**Work required:** Will you extract the entries word for word? Images should not appear in the copy.

Dataset content section start

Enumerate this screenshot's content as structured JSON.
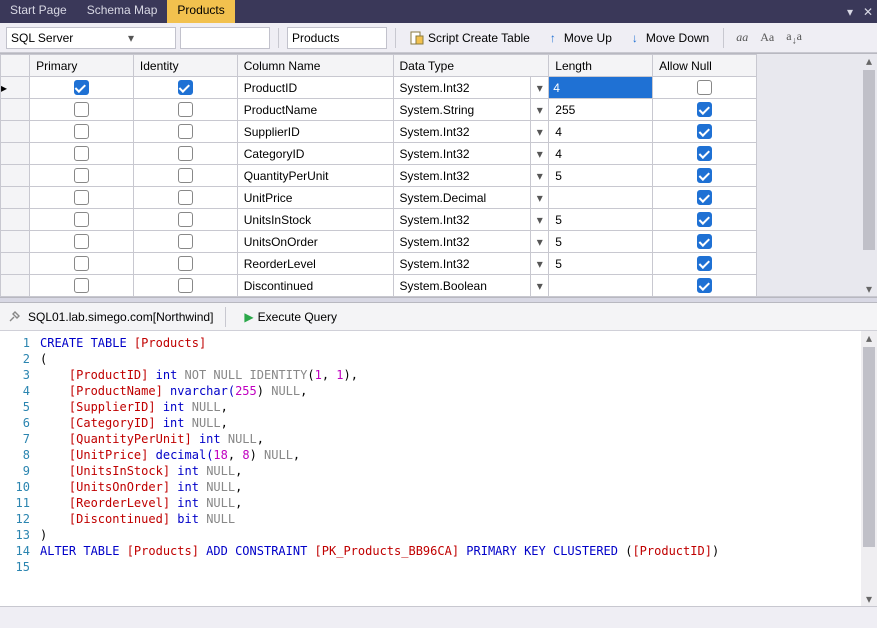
{
  "tabs": [
    "Start Page",
    "Schema Map",
    "Products"
  ],
  "activeTab": 2,
  "toolbar": {
    "dbCombo": "SQL Server",
    "tableLabel": "Products",
    "scriptCreate": "Script Create Table",
    "moveUp": "Move Up",
    "moveDown": "Move Down"
  },
  "grid": {
    "headers": [
      "",
      "Primary",
      "Identity",
      "Column Name",
      "Data Type",
      "Length",
      "Allow Null"
    ],
    "rows": [
      {
        "selected": true,
        "primary": true,
        "identity": true,
        "name": "ProductID",
        "type": "System.Int32",
        "len": "4",
        "lenEditing": true,
        "allowNull": false
      },
      {
        "selected": false,
        "primary": false,
        "identity": false,
        "name": "ProductName",
        "type": "System.String",
        "len": "255",
        "lenEditing": false,
        "allowNull": true
      },
      {
        "selected": false,
        "primary": false,
        "identity": false,
        "name": "SupplierID",
        "type": "System.Int32",
        "len": "4",
        "lenEditing": false,
        "allowNull": true
      },
      {
        "selected": false,
        "primary": false,
        "identity": false,
        "name": "CategoryID",
        "type": "System.Int32",
        "len": "4",
        "lenEditing": false,
        "allowNull": true
      },
      {
        "selected": false,
        "primary": false,
        "identity": false,
        "name": "QuantityPerUnit",
        "type": "System.Int32",
        "len": "5",
        "lenEditing": false,
        "allowNull": true
      },
      {
        "selected": false,
        "primary": false,
        "identity": false,
        "name": "UnitPrice",
        "type": "System.Decimal",
        "len": "",
        "lenEditing": false,
        "allowNull": true
      },
      {
        "selected": false,
        "primary": false,
        "identity": false,
        "name": "UnitsInStock",
        "type": "System.Int32",
        "len": "5",
        "lenEditing": false,
        "allowNull": true
      },
      {
        "selected": false,
        "primary": false,
        "identity": false,
        "name": "UnitsOnOrder",
        "type": "System.Int32",
        "len": "5",
        "lenEditing": false,
        "allowNull": true
      },
      {
        "selected": false,
        "primary": false,
        "identity": false,
        "name": "ReorderLevel",
        "type": "System.Int32",
        "len": "5",
        "lenEditing": false,
        "allowNull": true
      },
      {
        "selected": false,
        "primary": false,
        "identity": false,
        "name": "Discontinued",
        "type": "System.Boolean",
        "len": "",
        "lenEditing": false,
        "allowNull": true
      }
    ]
  },
  "queryBar": {
    "connection": "SQL01.lab.simego.com[Northwind]",
    "execute": "Execute Query"
  },
  "sql": {
    "lines": 15,
    "l1": {
      "a": "CREATE TABLE ",
      "b": "[Products]"
    },
    "l2": "(",
    "l3": {
      "a": "    ",
      "b": "[ProductID]",
      "c": " int ",
      "d": "NOT NULL IDENTITY",
      "e": "(",
      "f": "1",
      "g": ", ",
      "h": "1",
      "i": "),"
    },
    "l4": {
      "a": "    ",
      "b": "[ProductName]",
      "c": " nvarchar(",
      "d": "255",
      "e": ") ",
      "f": "NULL",
      "g": ","
    },
    "l5": {
      "a": "    ",
      "b": "[SupplierID]",
      "c": " int ",
      "d": "NULL",
      "e": ","
    },
    "l6": {
      "a": "    ",
      "b": "[CategoryID]",
      "c": " int ",
      "d": "NULL",
      "e": ","
    },
    "l7": {
      "a": "    ",
      "b": "[QuantityPerUnit]",
      "c": " int ",
      "d": "NULL",
      "e": ","
    },
    "l8": {
      "a": "    ",
      "b": "[UnitPrice]",
      "c": " decimal(",
      "d": "18",
      "e": ", ",
      "f": "8",
      "g": ") ",
      "h": "NULL",
      "i": ","
    },
    "l9": {
      "a": "    ",
      "b": "[UnitsInStock]",
      "c": " int ",
      "d": "NULL",
      "e": ","
    },
    "l10": {
      "a": "    ",
      "b": "[UnitsOnOrder]",
      "c": " int ",
      "d": "NULL",
      "e": ","
    },
    "l11": {
      "a": "    ",
      "b": "[ReorderLevel]",
      "c": " int ",
      "d": "NULL",
      "e": ","
    },
    "l12": {
      "a": "    ",
      "b": "[Discontinued]",
      "c": " bit ",
      "d": "NULL"
    },
    "l13": ")",
    "l14": {
      "a": "ALTER TABLE ",
      "b": "[Products]",
      "c": " ADD CONSTRAINT ",
      "d": "[PK_Products_BB96CA]",
      "e": " PRIMARY KEY CLUSTERED ",
      "f": "(",
      "g": "[ProductID]",
      "h": ")"
    }
  }
}
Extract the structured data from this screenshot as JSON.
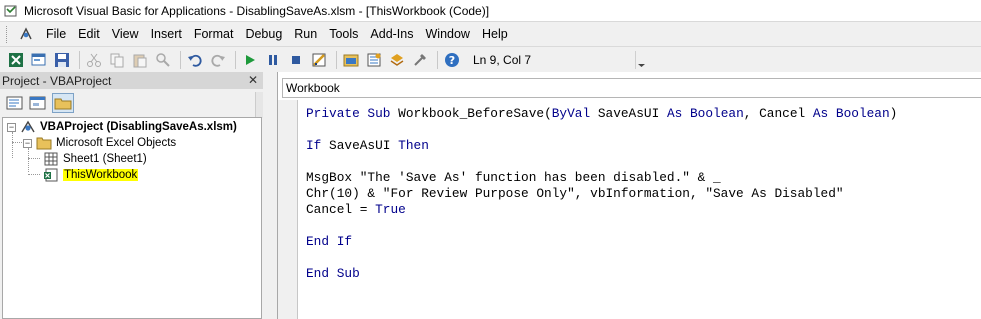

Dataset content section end

**Your solution:**
Enumerate this screenshot's content as structured JSON.
{
  "tabs": [
    "Start Page",
    "Schema Map",
    "Products"
  ],
  "activeTab": 2,
  "toolbar": {
    "dbCombo": "SQL Server",
    "tableLabel": "Products",
    "scriptCreate": "Script Create Table",
    "moveUp": "Move Up",
    "moveDown": "Move Down"
  },
  "grid": {
    "headers": [
      "",
      "Primary",
      "Identity",
      "Column Name",
      "Data Type",
      "Length",
      "Allow Null"
    ],
    "rows": [
      {
        "selected": true,
        "primary": true,
        "identity": true,
        "name": "ProductID",
        "type": "System.Int32",
        "len": "4",
        "lenEditing": true,
        "allowNull": false
      },
      {
        "selected": false,
        "primary": false,
        "identity": false,
        "name": "ProductName",
        "type": "System.String",
        "len": "255",
        "lenEditing": false,
        "allowNull": true
      },
      {
        "selected": false,
        "primary": false,
        "identity": false,
        "name": "SupplierID",
        "type": "System.Int32",
        "len": "4",
        "lenEditing": false,
        "allowNull": true
      },
      {
        "selected": false,
        "primary": false,
        "identity": false,
        "name": "CategoryID",
        "type": "System.Int32",
        "len": "4",
        "lenEditing": false,
        "allowNull": true
      },
      {
        "selected": false,
        "primary": false,
        "identity": false,
        "name": "QuantityPerUnit",
        "type": "System.Int32",
        "len": "5",
        "lenEditing": false,
        "allowNull": true
      },
      {
        "selected": false,
        "primary": false,
        "identity": false,
        "name": "UnitPrice",
        "type": "System.Decimal",
        "len": "",
        "lenEditing": false,
        "allowNull": true
      },
      {
        "selected": false,
        "primary": false,
        "identity": false,
        "name": "UnitsInStock",
        "type": "System.Int32",
        "len": "5",
        "lenEditing": false,
        "allowNull": true
      },
      {
        "selected": false,
        "primary": false,
        "identity": false,
        "name": "UnitsOnOrder",
        "type": "System.Int32",
        "len": "5",
        "lenEditing": false,
        "allowNull": true
      },
      {
        "selected": false,
        "primary": false,
        "identity": false,
        "name": "ReorderLevel",
        "type": "System.Int32",
        "len": "5",
        "lenEditing": false,
        "allowNull": true
      },
      {
        "selected": false,
        "primary": false,
        "identity": false,
        "name": "Discontinued",
        "type": "System.Boolean",
        "len": "",
        "lenEditing": false,
        "allowNull": true
      }
    ]
  },
  "queryBar": {
    "connection": "SQL01.lab.simego.com[Northwind]",
    "execute": "Execute Query"
  },
  "sql": {
    "lines": 15,
    "l1": {
      "a": "CREATE TABLE ",
      "b": "[Products]"
    },
    "l2": "(",
    "l3": {
      "a": "    ",
      "b": "[ProductID]",
      "c": " int ",
      "d": "NOT NULL IDENTITY",
      "e": "(",
      "f": "1",
      "g": ", ",
      "h": "1",
      "i": "),"
    },
    "l4": {
      "a": "    ",
      "b": "[ProductName]",
      "c": " nvarchar(",
      "d": "255",
      "e": ") ",
      "f": "NULL",
      "g": ","
    },
    "l5": {
      "a": "    ",
      "b": "[SupplierID]",
      "c": " int ",
      "d": "NULL",
      "e": ","
    },
    "l6": {
      "a": "    ",
      "b": "[CategoryID]",
      "c": " int ",
      "d": "NULL",
      "e": ","
    },
    "l7": {
      "a": "    ",
      "b": "[QuantityPerUnit]",
      "c": " int ",
      "d": "NULL",
      "e": ","
    },
    "l8": {
      "a": "    ",
      "b": "[UnitPrice]",
      "c": " decimal(",
      "d": "18",
      "e": ", ",
      "f": "8",
      "g": ") ",
      "h": "NULL",
      "i": ","
    },
    "l9": {
      "a": "    ",
      "b": "[UnitsInStock]",
      "c": " int ",
      "d": "NULL",
      "e": ","
    },
    "l10": {
      "a": "    ",
      "b": "[UnitsOnOrder]",
      "c": " int ",
      "d": "NULL",
      "e": ","
    },
    "l11": {
      "a": "    ",
      "b": "[ReorderLevel]",
      "c": " int ",
      "d": "NULL",
      "e": ","
    },
    "l12": {
      "a": "    ",
      "b": "[Discontinued]",
      "c": " bit ",
      "d": "NULL"
    },
    "l13": ")",
    "l14": {
      "a": "ALTER TABLE ",
      "b": "[Products]",
      "c": " ADD CONSTRAINT ",
      "d": "[PK_Products_BB96CA]",
      "e": " PRIMARY KEY CLUSTERED ",
      "f": "(",
      "g": "[ProductID]",
      "h": ")"
    }
  }
}
Extract the structured data from this screenshot as JSON.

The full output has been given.